Magic Johnson on NFL ownership: 'A lot of minorities standing on my shoulders'

WASHINGTON, D.C. -- Magic Johnson won five NBA titles as a player and has collected numerous championship rings as a part owner of three other sports teams. But he said being part of the Washington Commanders' ownership group has caused a different level of excitement for a simple reason.

"There's no higher sports league than the NFL, and it's been hard for us to get into the league," Johnson said, referring to African-Americans.

There are no Black majority owners in the NFL, but Johnson became a limited owner when Josh Harris bought the Commanders this year. Johnson also is a part owner of the Los Angeles Dodgers, the Los Angeles Sparks and the Los Angeles FC. But he said Sunday's home opener against the Arizona Cardinals will be "emotional" for him because he's a minority.

"It's important because now all African-Americans and minorities in this country feel like they're owners of this team, too," Johnson said, "because I'm sitting in this position, and so I can't wait."

Johnson spoke to reporters after an event at a Boys & Girls Club, where he handed one child $1,000 and another one $5,000 with the stipulation they must open a bank account. The Commanders also donated $50,000 to the Boys & Girls Clubs of Greater Washington.

Johnson also handed out autographed Commanders' jerseys with his old Lakers number, 32. When he spoke to the crowd, he said, "I'm happy to be one of the owners because I look like all of you. That's a powerful thing."
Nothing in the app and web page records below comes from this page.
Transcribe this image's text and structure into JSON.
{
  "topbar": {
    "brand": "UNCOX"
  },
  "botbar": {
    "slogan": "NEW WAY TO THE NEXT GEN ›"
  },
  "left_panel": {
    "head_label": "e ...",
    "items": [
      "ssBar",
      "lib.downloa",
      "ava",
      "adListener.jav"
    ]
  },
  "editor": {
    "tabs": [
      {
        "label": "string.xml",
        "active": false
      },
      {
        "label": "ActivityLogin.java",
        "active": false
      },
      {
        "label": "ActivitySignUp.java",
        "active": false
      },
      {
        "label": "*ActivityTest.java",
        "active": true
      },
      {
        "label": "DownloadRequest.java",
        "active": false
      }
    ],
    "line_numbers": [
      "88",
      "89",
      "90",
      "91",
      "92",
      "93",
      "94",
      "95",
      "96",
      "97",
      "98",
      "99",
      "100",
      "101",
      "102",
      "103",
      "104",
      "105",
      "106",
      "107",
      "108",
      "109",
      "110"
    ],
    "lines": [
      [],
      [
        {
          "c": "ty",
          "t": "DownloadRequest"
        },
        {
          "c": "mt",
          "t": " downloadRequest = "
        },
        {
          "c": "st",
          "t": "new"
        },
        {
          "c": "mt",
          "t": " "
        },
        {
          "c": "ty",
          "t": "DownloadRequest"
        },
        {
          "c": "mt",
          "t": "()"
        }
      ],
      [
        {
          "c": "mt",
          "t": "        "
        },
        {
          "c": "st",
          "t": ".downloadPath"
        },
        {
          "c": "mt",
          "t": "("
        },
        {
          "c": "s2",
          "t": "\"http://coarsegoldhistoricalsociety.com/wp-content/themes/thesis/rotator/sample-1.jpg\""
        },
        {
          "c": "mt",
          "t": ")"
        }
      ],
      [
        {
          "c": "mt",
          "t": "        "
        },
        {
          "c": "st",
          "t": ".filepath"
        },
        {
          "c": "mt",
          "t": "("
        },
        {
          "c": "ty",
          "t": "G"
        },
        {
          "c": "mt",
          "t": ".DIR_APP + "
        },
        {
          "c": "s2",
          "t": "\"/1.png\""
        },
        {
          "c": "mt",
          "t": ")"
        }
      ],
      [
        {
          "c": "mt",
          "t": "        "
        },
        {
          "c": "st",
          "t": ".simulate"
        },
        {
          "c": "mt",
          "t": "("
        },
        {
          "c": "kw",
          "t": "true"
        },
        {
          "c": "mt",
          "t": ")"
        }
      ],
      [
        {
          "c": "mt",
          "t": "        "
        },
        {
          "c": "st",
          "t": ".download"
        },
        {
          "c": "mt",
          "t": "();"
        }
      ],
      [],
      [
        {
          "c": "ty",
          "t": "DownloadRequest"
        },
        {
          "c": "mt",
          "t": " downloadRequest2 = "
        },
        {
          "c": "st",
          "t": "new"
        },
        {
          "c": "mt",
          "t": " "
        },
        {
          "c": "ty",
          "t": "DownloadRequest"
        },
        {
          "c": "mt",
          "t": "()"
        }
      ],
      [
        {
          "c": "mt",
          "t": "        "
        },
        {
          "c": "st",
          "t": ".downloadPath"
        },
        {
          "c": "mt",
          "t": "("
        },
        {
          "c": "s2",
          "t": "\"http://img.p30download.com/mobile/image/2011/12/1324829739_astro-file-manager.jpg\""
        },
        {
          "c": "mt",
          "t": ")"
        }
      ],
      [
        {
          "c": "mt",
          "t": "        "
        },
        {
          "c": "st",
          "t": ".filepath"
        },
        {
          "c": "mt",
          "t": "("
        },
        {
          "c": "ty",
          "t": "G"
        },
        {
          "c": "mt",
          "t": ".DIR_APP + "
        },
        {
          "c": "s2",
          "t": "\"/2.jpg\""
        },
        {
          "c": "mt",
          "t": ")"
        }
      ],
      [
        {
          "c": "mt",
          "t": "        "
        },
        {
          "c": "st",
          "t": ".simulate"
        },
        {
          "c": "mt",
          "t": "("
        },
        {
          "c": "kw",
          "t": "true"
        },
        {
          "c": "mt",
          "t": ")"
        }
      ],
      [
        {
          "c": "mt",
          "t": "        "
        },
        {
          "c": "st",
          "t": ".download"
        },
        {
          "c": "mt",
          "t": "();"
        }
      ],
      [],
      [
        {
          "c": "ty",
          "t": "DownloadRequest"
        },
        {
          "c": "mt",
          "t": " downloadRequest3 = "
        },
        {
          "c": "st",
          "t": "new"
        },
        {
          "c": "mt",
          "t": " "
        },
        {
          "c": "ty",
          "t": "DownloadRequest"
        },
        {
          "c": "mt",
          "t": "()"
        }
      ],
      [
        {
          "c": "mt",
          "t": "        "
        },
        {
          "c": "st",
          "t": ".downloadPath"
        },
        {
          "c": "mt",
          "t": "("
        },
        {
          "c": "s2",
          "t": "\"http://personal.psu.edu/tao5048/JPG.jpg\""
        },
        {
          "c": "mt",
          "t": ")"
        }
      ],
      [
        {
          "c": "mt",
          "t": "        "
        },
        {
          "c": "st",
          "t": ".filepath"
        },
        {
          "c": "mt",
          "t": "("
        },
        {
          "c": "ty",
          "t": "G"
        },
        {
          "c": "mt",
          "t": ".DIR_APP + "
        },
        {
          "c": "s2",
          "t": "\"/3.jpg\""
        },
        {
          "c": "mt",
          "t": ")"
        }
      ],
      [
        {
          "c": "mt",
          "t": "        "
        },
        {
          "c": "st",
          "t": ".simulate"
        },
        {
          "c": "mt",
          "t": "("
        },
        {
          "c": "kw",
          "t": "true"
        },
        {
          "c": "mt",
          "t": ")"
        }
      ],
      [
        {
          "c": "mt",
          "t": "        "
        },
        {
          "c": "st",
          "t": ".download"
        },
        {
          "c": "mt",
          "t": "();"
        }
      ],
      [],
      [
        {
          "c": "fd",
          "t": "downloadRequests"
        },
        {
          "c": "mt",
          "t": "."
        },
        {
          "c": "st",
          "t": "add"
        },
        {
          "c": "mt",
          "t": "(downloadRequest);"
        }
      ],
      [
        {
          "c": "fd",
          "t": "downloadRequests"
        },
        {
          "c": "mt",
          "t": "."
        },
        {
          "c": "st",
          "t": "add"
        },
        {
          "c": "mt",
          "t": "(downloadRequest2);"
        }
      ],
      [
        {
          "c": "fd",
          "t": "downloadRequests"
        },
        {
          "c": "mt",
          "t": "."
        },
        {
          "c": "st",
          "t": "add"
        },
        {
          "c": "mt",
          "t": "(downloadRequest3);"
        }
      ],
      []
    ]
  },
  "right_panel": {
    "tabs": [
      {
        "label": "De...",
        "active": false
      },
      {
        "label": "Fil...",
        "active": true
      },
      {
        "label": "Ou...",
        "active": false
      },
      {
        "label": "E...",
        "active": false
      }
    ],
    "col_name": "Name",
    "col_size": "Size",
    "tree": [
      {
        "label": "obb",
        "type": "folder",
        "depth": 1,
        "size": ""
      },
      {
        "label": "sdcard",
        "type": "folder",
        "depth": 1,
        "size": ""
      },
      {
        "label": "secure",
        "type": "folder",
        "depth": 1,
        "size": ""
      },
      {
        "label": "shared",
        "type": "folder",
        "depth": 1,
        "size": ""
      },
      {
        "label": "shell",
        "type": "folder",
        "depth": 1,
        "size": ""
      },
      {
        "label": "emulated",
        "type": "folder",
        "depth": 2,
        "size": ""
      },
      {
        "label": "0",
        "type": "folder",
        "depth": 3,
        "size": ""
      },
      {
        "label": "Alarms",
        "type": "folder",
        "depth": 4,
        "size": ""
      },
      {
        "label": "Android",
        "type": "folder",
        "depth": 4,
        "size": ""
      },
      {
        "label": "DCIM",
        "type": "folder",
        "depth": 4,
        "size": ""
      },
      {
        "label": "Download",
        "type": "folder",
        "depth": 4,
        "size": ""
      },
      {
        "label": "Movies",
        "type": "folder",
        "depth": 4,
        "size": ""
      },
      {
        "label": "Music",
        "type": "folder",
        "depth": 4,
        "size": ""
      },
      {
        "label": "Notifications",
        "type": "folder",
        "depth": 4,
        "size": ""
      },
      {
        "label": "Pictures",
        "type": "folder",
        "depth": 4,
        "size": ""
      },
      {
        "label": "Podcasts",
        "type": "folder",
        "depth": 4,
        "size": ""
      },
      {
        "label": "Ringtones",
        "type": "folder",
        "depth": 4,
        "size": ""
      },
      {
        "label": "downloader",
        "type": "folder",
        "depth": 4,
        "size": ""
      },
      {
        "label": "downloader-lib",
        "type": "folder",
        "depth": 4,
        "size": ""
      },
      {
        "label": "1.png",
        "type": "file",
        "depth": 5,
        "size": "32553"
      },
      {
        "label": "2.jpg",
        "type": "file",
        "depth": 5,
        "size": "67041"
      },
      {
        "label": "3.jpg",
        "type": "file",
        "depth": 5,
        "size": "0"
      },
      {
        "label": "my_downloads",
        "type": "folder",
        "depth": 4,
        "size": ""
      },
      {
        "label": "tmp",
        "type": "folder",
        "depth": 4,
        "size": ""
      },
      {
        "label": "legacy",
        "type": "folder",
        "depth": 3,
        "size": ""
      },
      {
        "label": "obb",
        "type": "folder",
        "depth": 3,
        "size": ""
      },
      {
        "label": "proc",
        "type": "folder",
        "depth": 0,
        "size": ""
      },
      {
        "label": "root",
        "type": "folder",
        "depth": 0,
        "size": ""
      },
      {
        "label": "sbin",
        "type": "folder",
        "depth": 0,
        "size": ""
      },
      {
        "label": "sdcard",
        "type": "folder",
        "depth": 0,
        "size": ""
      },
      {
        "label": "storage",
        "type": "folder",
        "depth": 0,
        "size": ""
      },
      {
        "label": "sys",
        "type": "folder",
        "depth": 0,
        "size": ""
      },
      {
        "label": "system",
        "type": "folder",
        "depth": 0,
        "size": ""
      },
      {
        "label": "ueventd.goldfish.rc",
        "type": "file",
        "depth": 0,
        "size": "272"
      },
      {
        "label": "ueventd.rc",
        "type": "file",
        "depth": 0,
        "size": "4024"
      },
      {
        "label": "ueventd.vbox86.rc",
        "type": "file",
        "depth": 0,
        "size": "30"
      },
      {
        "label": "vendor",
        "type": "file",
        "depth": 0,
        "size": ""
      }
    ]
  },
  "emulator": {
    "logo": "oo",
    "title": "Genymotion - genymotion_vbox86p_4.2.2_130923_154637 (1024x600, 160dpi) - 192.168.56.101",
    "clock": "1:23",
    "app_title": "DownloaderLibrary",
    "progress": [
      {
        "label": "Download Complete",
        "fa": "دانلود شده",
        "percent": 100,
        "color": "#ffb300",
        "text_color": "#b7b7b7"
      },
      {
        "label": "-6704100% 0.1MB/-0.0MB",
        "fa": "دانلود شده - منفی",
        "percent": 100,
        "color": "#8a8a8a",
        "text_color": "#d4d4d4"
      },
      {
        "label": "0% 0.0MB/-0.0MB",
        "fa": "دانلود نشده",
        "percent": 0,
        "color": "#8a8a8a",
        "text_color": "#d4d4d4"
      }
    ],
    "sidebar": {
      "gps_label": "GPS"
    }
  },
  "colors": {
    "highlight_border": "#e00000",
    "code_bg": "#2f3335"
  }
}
Later, he told reporters, "It's important to me, but it was more important to Josh Harris. So give him credit, and important to commissioner Roger Goodell, too. So I think that the NFL is better because I'm standing here. I think that this ownership group is better because I'm standing here. I know what I stand for, who I am, and I know that there's a lot of minorities standing on my shoulders. I get that, but I got broad shoulders."

Johnson spoke to Washington's players Wednesday, stressing the importance of preparation and discipline when it comes to winning titles.

"I kept telling them I've never been satisfied," Johnson said. "I'm a guy who wants more. I've always wanted more. I have 14 world championship rings and I [want] a Super Bowl ring. And so how can I help them achieve that?"

He didn't mention previous owner Dan Snyder by name, but Johnson said he told the players the atmosphere will be different. Snyder was investigated multiple times by the NFL as well as Congress and the FTC over various allegations and for what was labeled a toxic workplace culture.

"You don't have to worry about no problems from this ownership group," Johnson said he told the players. "You just have to concentrate on Sundays playing football. You ain't going to read no headlines. You're not going to have to worry about nothing. No questions from you guys about stuff off the field. Your job is just to concentrate on doing your job and having fun every Sunday, every Thursday or every Monday. That's it."

Johnson also reflected on what Sunday will mean to him, pointing out that his wife, Cookie, is also a big sports fan. He said, "We're sitting there and I say, I never thought this day would happen, that I would be an NFL owner. It'll be a great moment. And then when that kickoff happens, I'm going to be ready for the Commanders to kick some you-know-what."